Chris

randyg
12-06-2002, 04:49 PM
CHRIS: Pool School is booked solid. Don't have a lot of time to post, just lurk. Get well and Happy Holidays to you and your great family....randyg

randyg
12-06-2002, 04:51 PM
Well Wally, that's what Pool School is all about. Happy Holidays....randyg

Chris Cass
12-06-2002, 08:04 PM
No doubt. I imagine your booked all yr. round. Still, I'll be very disappointed if I don't see you in Vegas next yr. Happy Holidays to you and yours also. /ccboard/images/graemlins/grin.gif

Sincerely,

Chris

Wally_in_Cincy
12-07-2002, 10:41 AM
<blockquote><font class="small">Quote randyg:</font><hr> Well Wally, that's what Pool School is all about. Happy Holidays....randyg <hr /></blockquote>
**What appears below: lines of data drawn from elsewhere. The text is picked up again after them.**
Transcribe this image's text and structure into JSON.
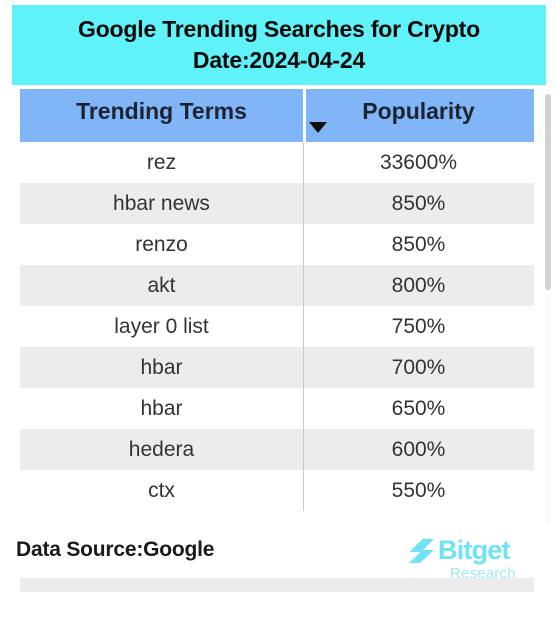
{
  "banner": {
    "title": "Google Trending Searches for Crypto",
    "date_line": "Date:2024-04-24",
    "background_color": "#5FF2F8"
  },
  "table": {
    "header_background_color": "#80B5F8",
    "row_alt_color": "#ECECEC",
    "sort_icon": "chevron-down-icon",
    "columns": [
      {
        "label": "Trending Terms"
      },
      {
        "label": "Popularity"
      }
    ],
    "rows": [
      {
        "term": "rez",
        "popularity": "33600%"
      },
      {
        "term": "hbar news",
        "popularity": "850%"
      },
      {
        "term": "renzo",
        "popularity": "850%"
      },
      {
        "term": "akt",
        "popularity": "800%"
      },
      {
        "term": "layer 0 list",
        "popularity": "750%"
      },
      {
        "term": "hbar",
        "popularity": "700%"
      },
      {
        "term": "hbar",
        "popularity": "650%"
      },
      {
        "term": "hedera",
        "popularity": "600%"
      },
      {
        "term": "ctx",
        "popularity": "550%"
      }
    ]
  },
  "footer": {
    "data_source": "Data Source:Google",
    "brand_name": "Bitget",
    "brand_sub": "Research",
    "brand_color": "#6FE3F5",
    "brand_mark": "bitget-chevron-logo-icon"
  },
  "scrollbar": {
    "orientation": "vertical"
  },
  "chart_data": {
    "type": "table",
    "title": "Google Trending Searches for Crypto Date:2024-04-24",
    "categories": [
      "rez",
      "hbar news",
      "renzo",
      "akt",
      "layer 0 list",
      "hbar",
      "hbar",
      "hedera",
      "ctx"
    ],
    "values": [
      33600,
      850,
      850,
      800,
      750,
      700,
      650,
      600,
      550
    ],
    "xlabel": "Trending Terms",
    "ylabel": "Popularity",
    "unit": "%",
    "legend": []
  }
}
Well if you're ever within 300 miles of Cincy let me know. I'll be there.

randyg
12-07-2002, 11:00 AM
Wally: I have a Three Day Pool school scheduled into Cleveland. How close is that? Some time this summer. Hope to see you there......Happy Holidays....randyg
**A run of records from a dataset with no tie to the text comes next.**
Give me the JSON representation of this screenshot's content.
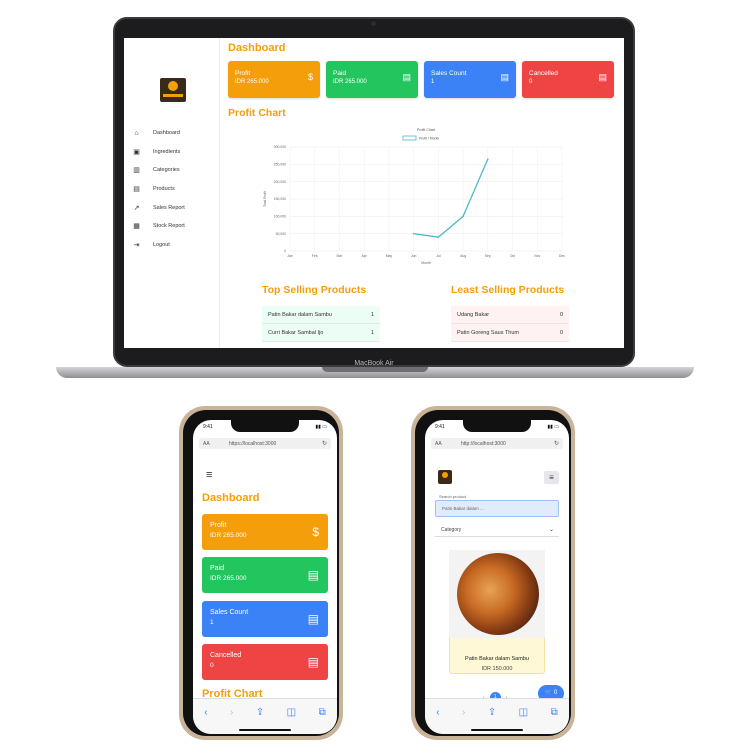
{
  "laptop": {
    "brand": "MacBook Air",
    "sidebar": {
      "items": [
        {
          "label": "Dashboard",
          "icon": "home-icon",
          "glyph": "⌂"
        },
        {
          "label": "Ingredients",
          "icon": "archive-icon",
          "glyph": "▣"
        },
        {
          "label": "Categories",
          "icon": "building-icon",
          "glyph": "▥"
        },
        {
          "label": "Products",
          "icon": "box-icon",
          "glyph": "▤"
        },
        {
          "label": "Sales Report",
          "icon": "trend-icon",
          "glyph": "↗"
        },
        {
          "label": "Stock Report",
          "icon": "warehouse-icon",
          "glyph": "▦"
        },
        {
          "label": "Logout",
          "icon": "logout-icon",
          "glyph": "⇥"
        }
      ]
    },
    "dashboard_title": "Dashboard",
    "cards": [
      {
        "title": "Profit",
        "value": "IDR 265.000",
        "icon": "dollar-icon",
        "glyph": "$",
        "color": "#f59e0b"
      },
      {
        "title": "Paid",
        "value": "IDR 265.000",
        "icon": "receipt-icon",
        "glyph": "▤",
        "color": "#22c55e"
      },
      {
        "title": "Sales Count",
        "value": "1",
        "icon": "receipt-icon",
        "glyph": "▤",
        "color": "#3b82f6"
      },
      {
        "title": "Cancelled",
        "value": "0",
        "icon": "receipt-icon",
        "glyph": "▤",
        "color": "#ef4444"
      }
    ],
    "profit_chart_title": "Profit Chart",
    "top_selling_title": "Top Selling Products",
    "least_selling_title": "Least Selling Products",
    "top_selling": [
      {
        "name": "Patin Bakar dalam Sambu",
        "qty": "1"
      },
      {
        "name": "Curri Bakar Sambal Ijo",
        "qty": "1"
      }
    ],
    "least_selling": [
      {
        "name": "Udang Bakar",
        "qty": "0"
      },
      {
        "name": "Patin Goreng Saus Thum",
        "qty": "0"
      }
    ]
  },
  "chart_data": {
    "type": "line",
    "title": "Profit Chart",
    "legend": "Profit / Month",
    "xlabel": "Month",
    "ylabel": "Total Profit",
    "categories": [
      "Jan",
      "Feb",
      "Mar",
      "Apr",
      "May",
      "Jun",
      "Jul",
      "Aug",
      "Sep",
      "Oct",
      "Nov",
      "Dec"
    ],
    "series": [
      {
        "name": "Profit / Month",
        "values": [
          null,
          null,
          null,
          null,
          null,
          50000,
          40000,
          100000,
          265000,
          null,
          null,
          null
        ]
      }
    ],
    "ylim": [
      0,
      300000
    ],
    "yticks": [
      "0",
      "50,000",
      "100,000",
      "150,000",
      "200,000",
      "250,000",
      "300,000"
    ],
    "line_color": "#4bb8c8",
    "grid": true,
    "legend_position": "top"
  },
  "phone1": {
    "time": "9:41",
    "url": "https://localhost:3000",
    "aa": "AA",
    "menu_icon": "≡",
    "dashboard_title": "Dashboard",
    "cards": [
      {
        "title": "Profit",
        "value": "IDR 265.000",
        "glyph": "$"
      },
      {
        "title": "Paid",
        "value": "IDR 265.000",
        "glyph": "▤"
      },
      {
        "title": "Sales Count",
        "value": "1",
        "glyph": "▤"
      },
      {
        "title": "Cancelled",
        "value": "0",
        "glyph": "▤"
      }
    ],
    "profit_chart_title": "Profit Chart"
  },
  "phone2": {
    "time": "9:41",
    "url": "http://localhost:3000",
    "aa": "AA",
    "menu_icon": "≡",
    "search_label": "Search product",
    "search_placeholder": "Patin Bakar dalam ...",
    "category_label": "Category",
    "product_name": "Patin Bakar dalam Sambu",
    "product_price": "IDR 150.000",
    "page_prev": "‹",
    "page_current": "1",
    "page_next": "›",
    "cart_count": "0"
  },
  "browser_toolbar": {
    "back": "‹",
    "forward": "›",
    "share": "⇪",
    "bookmarks": "◫",
    "tabs": "⧉"
  }
}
Wally_in_Cincy
12-07-2002, 12:23 PM
<blockquote><font class="small">Quote randyg:</font><hr> Wally: I have a Three Day Pool school scheduled into Cleveland. How close is that? Some time this summer. Hope to see you there......Happy Holidays....randyg <hr /></blockquote>

From: Hamilton, OH 45015 To: Cleveland, OH

The estimated travel time is 3 hours, 35 minutes for 247.69 miles of travel,

<font color="blue"> Close enough. Please email me re: price, schedule etc. wallacephillips@fuse.net . thanx </font color>

Scott Lee
12-08-2002, 01:00 PM
Randy...It never fails to amaze me! Last night I walked into City Pool Hall in Chicago at midnight (they close at 3am on Sat.) just to shoot some pool. The manager sent a fellow over to play some with me, which I heartily agreed to! I asked him what he wanted to play, and he said sraight pool! I could tell after watching just a few shots, that he really had very little CB control, but made no comment about his play! He, however, whined, and insisted it was because the tables he played on usually were MUCH faster than these (CPH has Simonis 860 on GCIV's)!LOL I knew it was not the table, but was his STROKE...or lack thereof. As I was killing him (100-40) I explained that I was a professional instructor, and offered my card. Then we switched to 9-ball, with him thinking that he would fare better. LOL...he lost 11-2! Another case of a guy who THINKS he has a stroke, but doesn't, and doesn't want to take advantage of trying to learn one. I was surprised that he didn't even inquire about a lesson, but I didn't offer, other than to say that I could show him a few pointers. LOL After he left, two others from adjacent tables came over and asked for lesson appointments! Go figure! BTW, I played with this guy for 3 hours! Nice man, but had NO clue! Some people can't see the forest for the trees! One thing that is nice about your pool school, is that the people who are PAYING to come there, come with open minds, anxious to learn! It's always the same with me, for people who SEEK me out for instruction! Rarely do I come across someone like this guy last night! LOL

Scott

randyg
12-08-2002, 08:13 PM
SCOTT: I also find it very amazing. The Advanced to Great players are all looking for help. The Beginners to Intermedates just don't seem to understand. It must be something that we are doing wrong. We have to appeal to them sooner. Practically all other sport figures (Golf, Tennis, etc.)have coaches and instructors from a early career on. All we can do is to keep up the good work.

Yes, our School is a pleasure. 99% of our students are there eager and ready to fine tune their already solid game.

It's actually tough to give any one of our Instructors a day off, they just don't want one. Pool School is fun. Merry Christmas and check your private email....randyg